• **Provided information**
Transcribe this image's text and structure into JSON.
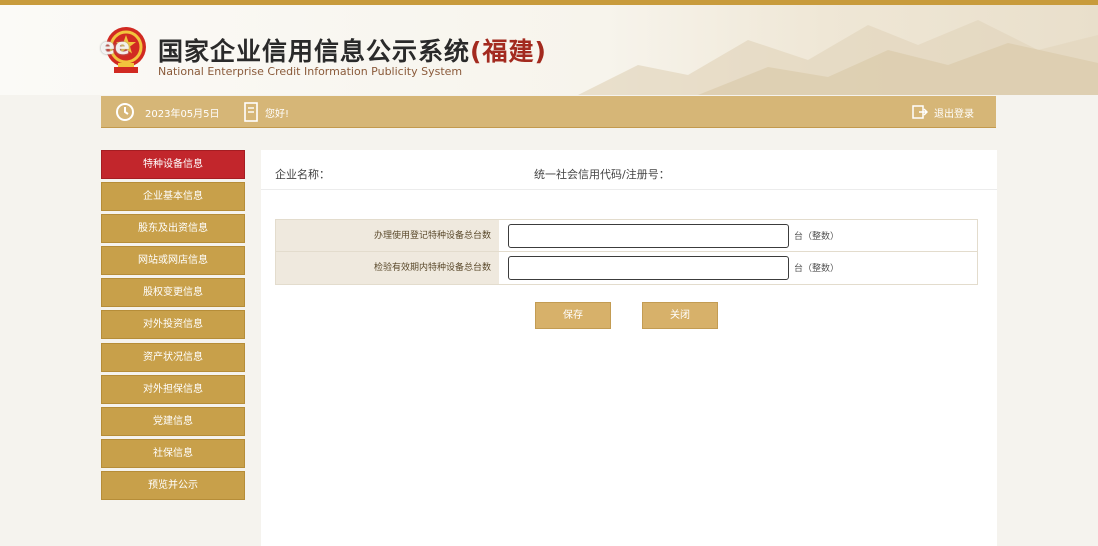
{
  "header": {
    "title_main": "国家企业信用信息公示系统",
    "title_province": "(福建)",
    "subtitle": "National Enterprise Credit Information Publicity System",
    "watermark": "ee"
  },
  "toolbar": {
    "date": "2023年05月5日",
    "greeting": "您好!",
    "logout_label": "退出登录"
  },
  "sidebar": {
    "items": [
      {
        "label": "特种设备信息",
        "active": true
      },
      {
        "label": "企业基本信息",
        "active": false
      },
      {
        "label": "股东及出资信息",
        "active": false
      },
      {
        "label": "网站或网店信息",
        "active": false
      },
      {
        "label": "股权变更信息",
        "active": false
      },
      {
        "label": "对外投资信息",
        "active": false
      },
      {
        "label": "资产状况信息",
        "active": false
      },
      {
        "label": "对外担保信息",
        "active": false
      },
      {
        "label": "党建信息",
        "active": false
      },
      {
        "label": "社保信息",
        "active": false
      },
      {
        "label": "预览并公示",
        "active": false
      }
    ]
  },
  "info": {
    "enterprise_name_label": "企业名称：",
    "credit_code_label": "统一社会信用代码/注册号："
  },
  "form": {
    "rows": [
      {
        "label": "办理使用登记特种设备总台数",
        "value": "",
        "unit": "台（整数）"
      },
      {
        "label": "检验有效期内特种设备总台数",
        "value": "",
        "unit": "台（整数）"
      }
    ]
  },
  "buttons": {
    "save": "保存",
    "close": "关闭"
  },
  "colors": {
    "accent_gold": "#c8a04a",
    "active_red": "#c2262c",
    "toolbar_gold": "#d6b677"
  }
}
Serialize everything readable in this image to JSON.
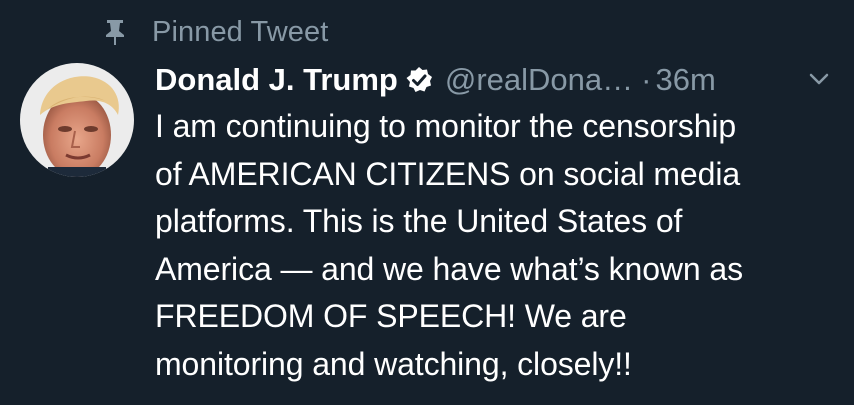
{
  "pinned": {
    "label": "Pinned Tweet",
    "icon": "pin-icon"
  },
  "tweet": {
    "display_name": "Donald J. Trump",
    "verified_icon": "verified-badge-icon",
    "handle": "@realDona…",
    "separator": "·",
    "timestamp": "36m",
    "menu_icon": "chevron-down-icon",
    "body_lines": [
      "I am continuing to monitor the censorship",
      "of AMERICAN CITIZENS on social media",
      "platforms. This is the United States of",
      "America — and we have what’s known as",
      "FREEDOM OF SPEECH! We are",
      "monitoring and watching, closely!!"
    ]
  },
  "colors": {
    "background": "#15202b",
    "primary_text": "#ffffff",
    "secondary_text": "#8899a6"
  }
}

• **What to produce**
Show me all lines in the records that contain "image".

• **Response to the exercise**
Transcribe this image's text and structure into JSON.
Serialize everything readable in this image to JSON.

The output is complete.